* [Provided information]:
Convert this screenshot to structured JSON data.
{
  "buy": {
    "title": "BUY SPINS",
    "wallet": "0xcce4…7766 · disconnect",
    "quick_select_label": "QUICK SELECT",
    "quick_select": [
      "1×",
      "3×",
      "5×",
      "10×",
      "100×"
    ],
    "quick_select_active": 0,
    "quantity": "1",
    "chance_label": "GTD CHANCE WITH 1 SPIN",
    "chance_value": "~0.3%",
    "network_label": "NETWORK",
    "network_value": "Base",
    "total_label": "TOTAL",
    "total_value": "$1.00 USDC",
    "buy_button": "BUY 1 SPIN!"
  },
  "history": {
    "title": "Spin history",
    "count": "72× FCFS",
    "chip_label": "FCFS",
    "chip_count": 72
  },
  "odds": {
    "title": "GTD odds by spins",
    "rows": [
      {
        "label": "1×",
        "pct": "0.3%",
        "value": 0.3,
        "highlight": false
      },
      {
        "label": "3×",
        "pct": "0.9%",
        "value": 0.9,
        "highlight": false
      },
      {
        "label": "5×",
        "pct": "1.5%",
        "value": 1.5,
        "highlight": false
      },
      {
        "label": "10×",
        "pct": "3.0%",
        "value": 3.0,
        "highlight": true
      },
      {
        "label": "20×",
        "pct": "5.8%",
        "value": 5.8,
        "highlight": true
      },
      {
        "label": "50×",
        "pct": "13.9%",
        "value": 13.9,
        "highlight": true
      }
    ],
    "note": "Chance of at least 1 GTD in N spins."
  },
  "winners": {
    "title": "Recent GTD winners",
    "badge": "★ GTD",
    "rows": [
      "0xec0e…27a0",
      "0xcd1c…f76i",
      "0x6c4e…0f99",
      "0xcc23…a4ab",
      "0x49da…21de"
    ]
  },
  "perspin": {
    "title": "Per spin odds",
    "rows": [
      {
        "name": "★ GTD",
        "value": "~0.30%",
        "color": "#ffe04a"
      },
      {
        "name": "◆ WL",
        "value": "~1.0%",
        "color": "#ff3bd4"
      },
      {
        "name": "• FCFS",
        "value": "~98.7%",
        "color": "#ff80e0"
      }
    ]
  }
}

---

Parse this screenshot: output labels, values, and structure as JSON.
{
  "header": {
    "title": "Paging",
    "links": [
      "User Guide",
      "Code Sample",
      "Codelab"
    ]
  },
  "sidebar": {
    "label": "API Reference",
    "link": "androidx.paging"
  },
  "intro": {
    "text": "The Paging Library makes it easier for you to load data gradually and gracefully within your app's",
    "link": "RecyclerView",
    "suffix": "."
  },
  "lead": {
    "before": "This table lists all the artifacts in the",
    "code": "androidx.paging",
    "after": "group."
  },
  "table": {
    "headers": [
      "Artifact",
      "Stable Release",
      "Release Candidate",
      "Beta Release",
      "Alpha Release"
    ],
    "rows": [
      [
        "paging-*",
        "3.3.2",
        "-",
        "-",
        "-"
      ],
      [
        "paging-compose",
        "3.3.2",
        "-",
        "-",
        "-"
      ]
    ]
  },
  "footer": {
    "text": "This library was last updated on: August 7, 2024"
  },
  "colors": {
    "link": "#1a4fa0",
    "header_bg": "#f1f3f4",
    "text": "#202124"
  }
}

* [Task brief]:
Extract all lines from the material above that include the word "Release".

* [Answer space]:
      "Stable Release",
      "Release Candidate",
      "Beta Release",
      "Alpha Release"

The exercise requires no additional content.